by Counseling and Wellness Center of PittsburghSeptember 6, 2018 blue cross blue shield, high fat diet, highmark nutrition counseling, insulin, integrative medicine, Nutrition Counseling, upmc, Wijkstrom0 comments
Open a women’s magazine or examine the back of a food label, you will find the ‘evidence’ there. It’s easy to find ready sources that say dietary fat is bad news for your waist line, cholesterol, skin, mood, you name it. Many clinicians still hold that saturated fats like coconut oil, butter and beef cause weight gain, clogged arteries, high cholesterol and heart disease. But, according to Certified Nutritionist Liz Mckinney, there is much to learn when it comes to the Big Fat Myth, read on to re-evaluate fat’s bad reputation. This blog will fill you in on the facts and research in order to assist your physical health, emotional health, and wellness goals by consuming fat and nourishing yourself with this well known macro-nutrient.
Myth: Saturated Fat and Cholesterol Increases Risk of Heart Disease
Today, a common scenario occurs when a patient walks in for a checkup or health screening and they learn that their cholesterol is high. The patient is then told to limit saturated fat and cholesterol intake. Cut down on foods such as red meats, butter, eggs, and oils like palm and coconut) and often a prescription for a statin drug follows when their cholesterol is over 200 mg/dL. This is probably due in part to misleading evidence that suggested that cholesterol levels are directly correlated to risk of heart disease. One such study was performed by a researcher by the name of Ancel Keys in the 1980’s that looked at 22 countries and found that dietary fat intake was related to increased risk of heart disease. However, data on only 7 of those 22 countries was published – those that fit his hypothesis. Since then, many researchers and physicians have refuted this study, and yet, the recommendations that come down the pipe from the American Heart Association and the USDA continue to perpetuate that dietary fat and cholesterol are bad for us.

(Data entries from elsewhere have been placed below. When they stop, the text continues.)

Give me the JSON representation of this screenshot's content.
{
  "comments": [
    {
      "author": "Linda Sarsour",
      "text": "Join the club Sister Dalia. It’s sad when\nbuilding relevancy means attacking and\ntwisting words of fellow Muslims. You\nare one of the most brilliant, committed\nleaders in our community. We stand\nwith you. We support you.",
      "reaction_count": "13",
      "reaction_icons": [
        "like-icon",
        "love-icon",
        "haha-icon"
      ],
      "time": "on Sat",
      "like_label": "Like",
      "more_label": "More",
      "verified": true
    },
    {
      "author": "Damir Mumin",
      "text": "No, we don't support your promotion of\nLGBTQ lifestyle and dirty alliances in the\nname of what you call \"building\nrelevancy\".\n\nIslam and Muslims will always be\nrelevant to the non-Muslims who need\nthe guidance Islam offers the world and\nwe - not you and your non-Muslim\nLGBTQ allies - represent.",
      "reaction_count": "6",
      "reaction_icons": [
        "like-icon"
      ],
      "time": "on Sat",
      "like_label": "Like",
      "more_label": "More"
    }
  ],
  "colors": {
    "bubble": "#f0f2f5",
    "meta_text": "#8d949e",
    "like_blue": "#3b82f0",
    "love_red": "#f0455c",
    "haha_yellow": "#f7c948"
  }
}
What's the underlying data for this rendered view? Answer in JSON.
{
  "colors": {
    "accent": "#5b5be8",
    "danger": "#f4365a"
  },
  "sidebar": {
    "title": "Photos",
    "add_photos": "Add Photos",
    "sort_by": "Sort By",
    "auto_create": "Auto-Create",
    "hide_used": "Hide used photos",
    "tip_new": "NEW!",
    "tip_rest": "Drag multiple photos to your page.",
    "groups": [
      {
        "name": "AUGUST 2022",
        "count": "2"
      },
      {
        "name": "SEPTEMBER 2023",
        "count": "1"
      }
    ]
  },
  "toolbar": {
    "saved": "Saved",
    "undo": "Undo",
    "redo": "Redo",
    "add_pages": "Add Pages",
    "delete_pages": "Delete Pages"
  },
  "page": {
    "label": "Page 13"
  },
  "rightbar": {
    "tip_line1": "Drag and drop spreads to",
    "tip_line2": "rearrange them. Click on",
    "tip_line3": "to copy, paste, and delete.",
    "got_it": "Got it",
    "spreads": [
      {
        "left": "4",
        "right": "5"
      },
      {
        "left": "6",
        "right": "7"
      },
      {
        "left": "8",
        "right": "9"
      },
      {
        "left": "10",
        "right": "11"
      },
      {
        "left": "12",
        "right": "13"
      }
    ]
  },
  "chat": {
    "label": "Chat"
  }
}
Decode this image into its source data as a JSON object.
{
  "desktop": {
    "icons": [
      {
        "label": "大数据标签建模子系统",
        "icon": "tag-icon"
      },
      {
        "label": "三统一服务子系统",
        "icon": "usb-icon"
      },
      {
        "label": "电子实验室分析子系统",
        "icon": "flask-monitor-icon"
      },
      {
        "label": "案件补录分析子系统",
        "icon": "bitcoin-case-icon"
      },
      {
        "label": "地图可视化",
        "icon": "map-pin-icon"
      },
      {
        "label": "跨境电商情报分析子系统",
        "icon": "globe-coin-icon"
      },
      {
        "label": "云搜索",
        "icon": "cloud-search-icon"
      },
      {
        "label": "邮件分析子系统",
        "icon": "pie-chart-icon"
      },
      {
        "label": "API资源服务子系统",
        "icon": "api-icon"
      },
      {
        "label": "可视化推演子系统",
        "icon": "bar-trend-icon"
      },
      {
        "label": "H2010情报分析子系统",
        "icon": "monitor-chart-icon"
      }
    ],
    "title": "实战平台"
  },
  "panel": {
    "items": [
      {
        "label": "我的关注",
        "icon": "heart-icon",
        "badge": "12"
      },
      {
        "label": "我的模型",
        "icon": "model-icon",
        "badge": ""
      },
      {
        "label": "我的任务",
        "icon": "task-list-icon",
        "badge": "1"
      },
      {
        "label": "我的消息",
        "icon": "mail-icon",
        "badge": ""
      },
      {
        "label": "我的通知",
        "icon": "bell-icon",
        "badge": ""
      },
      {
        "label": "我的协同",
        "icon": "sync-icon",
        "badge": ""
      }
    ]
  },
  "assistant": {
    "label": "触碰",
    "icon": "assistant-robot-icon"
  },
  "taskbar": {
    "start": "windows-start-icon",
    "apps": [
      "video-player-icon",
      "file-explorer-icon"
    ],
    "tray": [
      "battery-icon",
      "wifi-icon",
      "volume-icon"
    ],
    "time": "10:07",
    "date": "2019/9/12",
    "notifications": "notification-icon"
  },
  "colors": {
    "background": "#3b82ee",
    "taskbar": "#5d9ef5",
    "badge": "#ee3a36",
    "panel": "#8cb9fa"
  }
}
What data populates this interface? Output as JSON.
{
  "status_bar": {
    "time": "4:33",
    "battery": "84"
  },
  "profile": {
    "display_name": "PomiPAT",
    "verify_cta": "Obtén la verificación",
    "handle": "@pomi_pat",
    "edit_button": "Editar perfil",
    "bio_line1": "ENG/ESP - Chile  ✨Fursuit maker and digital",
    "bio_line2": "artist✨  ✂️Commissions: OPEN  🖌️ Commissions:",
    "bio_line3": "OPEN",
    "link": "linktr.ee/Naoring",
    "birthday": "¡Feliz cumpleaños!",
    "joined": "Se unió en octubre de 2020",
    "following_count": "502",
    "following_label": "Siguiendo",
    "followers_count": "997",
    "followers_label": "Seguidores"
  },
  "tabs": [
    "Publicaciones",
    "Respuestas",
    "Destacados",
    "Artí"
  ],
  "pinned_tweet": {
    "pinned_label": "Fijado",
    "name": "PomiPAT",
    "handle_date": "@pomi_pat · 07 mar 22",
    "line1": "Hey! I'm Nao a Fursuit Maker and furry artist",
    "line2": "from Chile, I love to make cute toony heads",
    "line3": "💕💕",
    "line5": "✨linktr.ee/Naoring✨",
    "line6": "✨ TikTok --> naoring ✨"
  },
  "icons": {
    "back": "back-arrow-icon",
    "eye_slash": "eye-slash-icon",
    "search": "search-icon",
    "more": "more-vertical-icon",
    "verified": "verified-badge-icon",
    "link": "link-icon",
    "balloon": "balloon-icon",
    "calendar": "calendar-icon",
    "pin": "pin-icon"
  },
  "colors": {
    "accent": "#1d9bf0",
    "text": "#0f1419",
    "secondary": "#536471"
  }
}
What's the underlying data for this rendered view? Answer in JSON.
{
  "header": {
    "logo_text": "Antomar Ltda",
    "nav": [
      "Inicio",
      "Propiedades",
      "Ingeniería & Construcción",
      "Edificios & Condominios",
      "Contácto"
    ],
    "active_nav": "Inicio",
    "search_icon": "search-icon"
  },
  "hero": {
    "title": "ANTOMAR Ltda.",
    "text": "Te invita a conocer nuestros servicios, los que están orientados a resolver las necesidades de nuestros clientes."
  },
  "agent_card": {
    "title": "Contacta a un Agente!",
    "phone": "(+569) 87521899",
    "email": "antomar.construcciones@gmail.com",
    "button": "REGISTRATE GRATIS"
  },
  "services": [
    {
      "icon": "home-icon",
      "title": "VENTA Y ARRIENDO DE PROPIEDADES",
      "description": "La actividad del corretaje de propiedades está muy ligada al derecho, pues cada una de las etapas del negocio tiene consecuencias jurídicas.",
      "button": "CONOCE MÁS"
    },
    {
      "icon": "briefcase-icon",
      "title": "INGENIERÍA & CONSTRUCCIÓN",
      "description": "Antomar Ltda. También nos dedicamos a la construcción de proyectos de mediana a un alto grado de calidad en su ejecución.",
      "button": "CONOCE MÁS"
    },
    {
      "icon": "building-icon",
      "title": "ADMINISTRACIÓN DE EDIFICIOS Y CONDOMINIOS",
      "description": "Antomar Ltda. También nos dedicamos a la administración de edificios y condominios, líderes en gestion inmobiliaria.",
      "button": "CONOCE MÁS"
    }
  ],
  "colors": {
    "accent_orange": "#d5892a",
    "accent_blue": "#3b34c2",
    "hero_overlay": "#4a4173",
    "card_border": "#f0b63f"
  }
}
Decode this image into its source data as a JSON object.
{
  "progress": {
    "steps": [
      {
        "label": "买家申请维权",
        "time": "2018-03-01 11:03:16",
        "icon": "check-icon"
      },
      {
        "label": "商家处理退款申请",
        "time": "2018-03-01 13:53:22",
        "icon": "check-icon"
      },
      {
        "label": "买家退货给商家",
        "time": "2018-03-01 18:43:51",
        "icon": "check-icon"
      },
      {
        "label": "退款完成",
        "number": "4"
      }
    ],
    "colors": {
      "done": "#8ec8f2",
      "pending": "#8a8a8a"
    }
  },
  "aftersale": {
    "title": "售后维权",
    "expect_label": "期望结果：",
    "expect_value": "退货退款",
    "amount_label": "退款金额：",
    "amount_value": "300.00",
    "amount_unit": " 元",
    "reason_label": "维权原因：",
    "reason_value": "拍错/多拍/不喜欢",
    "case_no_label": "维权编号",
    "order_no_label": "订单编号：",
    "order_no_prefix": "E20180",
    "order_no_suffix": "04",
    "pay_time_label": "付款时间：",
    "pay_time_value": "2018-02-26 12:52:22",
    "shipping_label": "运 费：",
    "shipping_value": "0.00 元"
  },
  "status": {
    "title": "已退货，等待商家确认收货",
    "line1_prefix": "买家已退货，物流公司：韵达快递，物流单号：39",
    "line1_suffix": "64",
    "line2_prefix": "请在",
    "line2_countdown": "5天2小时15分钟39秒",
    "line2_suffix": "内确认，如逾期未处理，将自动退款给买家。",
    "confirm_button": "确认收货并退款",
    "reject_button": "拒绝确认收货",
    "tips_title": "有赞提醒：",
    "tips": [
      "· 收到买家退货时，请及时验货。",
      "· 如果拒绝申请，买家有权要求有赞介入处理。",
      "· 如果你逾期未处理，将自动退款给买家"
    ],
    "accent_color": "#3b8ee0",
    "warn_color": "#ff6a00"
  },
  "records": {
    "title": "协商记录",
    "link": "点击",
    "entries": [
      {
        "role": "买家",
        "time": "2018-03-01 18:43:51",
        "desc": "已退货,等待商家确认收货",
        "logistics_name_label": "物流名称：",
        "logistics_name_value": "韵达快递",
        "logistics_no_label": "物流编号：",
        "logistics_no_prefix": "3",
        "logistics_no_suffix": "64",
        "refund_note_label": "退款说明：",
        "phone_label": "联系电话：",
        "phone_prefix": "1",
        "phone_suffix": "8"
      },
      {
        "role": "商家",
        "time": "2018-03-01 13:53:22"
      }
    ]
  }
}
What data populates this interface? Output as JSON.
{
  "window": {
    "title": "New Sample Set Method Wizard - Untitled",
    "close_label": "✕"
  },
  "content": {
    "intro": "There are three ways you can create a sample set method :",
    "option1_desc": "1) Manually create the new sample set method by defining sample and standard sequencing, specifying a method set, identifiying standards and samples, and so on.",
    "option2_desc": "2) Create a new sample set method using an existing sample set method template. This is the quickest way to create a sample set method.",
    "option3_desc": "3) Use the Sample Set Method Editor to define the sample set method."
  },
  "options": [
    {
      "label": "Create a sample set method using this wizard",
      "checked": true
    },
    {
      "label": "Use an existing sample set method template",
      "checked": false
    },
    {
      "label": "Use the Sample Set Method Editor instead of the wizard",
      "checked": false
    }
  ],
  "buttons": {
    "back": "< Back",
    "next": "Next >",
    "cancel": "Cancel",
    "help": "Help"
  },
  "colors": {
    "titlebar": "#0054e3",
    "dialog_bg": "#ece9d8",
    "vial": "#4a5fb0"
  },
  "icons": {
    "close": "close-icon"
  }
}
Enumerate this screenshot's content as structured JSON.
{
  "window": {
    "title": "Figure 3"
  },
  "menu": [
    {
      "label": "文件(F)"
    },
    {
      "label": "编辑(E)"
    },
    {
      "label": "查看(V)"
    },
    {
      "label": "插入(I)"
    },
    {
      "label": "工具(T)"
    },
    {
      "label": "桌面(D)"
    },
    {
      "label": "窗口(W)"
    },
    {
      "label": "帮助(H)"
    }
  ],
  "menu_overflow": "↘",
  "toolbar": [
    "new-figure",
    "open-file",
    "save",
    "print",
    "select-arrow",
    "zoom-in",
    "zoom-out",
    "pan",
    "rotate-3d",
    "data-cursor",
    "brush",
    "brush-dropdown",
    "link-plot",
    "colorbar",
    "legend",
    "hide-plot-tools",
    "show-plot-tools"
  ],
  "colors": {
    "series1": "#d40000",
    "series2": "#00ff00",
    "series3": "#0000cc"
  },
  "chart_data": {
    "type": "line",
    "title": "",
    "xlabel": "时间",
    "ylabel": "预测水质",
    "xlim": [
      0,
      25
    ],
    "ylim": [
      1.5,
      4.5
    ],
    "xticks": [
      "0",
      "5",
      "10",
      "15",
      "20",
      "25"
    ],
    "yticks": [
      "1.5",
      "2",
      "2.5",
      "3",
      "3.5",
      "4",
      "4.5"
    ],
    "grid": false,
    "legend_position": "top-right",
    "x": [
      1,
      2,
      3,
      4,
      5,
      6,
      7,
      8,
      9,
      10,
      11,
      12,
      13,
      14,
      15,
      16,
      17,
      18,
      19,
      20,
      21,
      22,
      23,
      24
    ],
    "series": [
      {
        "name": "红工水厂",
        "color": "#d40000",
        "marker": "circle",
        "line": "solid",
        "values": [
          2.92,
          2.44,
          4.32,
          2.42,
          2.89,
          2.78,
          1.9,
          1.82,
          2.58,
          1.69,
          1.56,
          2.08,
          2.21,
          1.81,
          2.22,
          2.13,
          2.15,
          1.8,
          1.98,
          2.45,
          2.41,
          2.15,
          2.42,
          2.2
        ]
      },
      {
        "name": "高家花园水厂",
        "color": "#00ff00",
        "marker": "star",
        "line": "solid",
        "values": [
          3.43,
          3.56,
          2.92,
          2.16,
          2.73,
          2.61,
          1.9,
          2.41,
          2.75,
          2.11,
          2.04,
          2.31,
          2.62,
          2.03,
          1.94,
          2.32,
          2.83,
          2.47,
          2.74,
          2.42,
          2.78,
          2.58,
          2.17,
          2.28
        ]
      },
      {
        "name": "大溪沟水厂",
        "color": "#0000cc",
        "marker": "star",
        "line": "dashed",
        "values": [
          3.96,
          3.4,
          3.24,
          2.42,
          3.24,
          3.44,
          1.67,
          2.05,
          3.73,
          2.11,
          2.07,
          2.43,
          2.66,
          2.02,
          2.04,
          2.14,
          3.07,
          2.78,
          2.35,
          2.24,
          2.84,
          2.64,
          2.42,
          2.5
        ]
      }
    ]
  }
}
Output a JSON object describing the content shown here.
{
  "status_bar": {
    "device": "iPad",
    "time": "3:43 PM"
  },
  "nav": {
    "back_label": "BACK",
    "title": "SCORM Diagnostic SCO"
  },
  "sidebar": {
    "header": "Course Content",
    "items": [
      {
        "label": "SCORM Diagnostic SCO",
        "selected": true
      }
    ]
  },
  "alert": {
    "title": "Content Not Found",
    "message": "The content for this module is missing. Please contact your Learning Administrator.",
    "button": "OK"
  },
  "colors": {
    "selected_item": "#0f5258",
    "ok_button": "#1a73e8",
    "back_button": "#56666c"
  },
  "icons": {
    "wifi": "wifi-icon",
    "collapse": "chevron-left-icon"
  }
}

Research continues to show that high quality animal fats and eggs aren’t the real culprit in heart disease. One of the most notable studies that shows this was called the Women’s Health Initiative, which studied over 48,000 postmenopausal women and the connection between a low fat diet and the risk of heart disease. Participants were followed for an average of 8 years and then assessed for heart disease. The group that reduced overall fat intake and increased intake of whole grains, fruits, and vegetables did not experience reduced risk of Coronary Heart Disease (CDC), stroke or CVD, over the control group. There are other studies that have found similar results, indicating that low fat diets don’t really have much impact on heart disease risk. A report published in 2010 by the American Journal of Clinical Nutrition stated that there was no substantiated link between saturated fat intake and outcomes of obesity, CVD, cancer or osteoporosis. And, if you need even more proof, a meta-analysis of 21 medical reports and studies also published in 2010 in the American Journal of Clinical Nutrition concluded that, “the intake of saturated fat was not associated with an increased risk of coronary heart disease, stroke, or CVD.”
If not fat, then what?
So, if saturated fats aren’t the culprit in CVD and atherosclerosis, then what is? Enter carbohydrates. Most grains and sugars are highly inflammatory. As a society, our diets are high in processed and packaged foods like pastries, fast food, crackers, cookies and cakes. Eating these foods causes surges in blood sugar and taxes the pancreas, whose job it is to produce insulin to shuttle the sugar into our cells to be used for energy or stored for later. Over time, the cells become resistant to insulin and sugar remains in the bloodstream instead of being transported into the cells. Sugar in the blood stream sticks to protein molecules like LDL cholesterol (called “bad cholesterol”). This changes the structure of the LDL and causes an inflammatory cascade which leads to plaques in the arteries and the inability of LDL to carry cholesterol where it’s needed,especially to the brain. So, now we have a simple equation. Too many carbohydrates cause inflammation, which leads to oxidized or damaged LDL and atherosclerosis. This is what leads to heart disease, not eating too much dietary saturated fat and cholesterol.
Read on and look for next weeks post, Liz will share more details about how your health and wellness can be bolstered with fat as she shares all of the well researched benefits to Fat. She will also share a sample meal plan to help you take advantage of the most nourishing food options available.
Liz Mckinney, LDN, CNS
Counseling and Wellness Center of Pittsburgh
830 Western Avenue Pittsburgh, PA 15233
4108 Monroeville Blvd Monroeville PA 15146
Edited By, Stephanie Wijkstrom, MS, LPC, NCCLearn More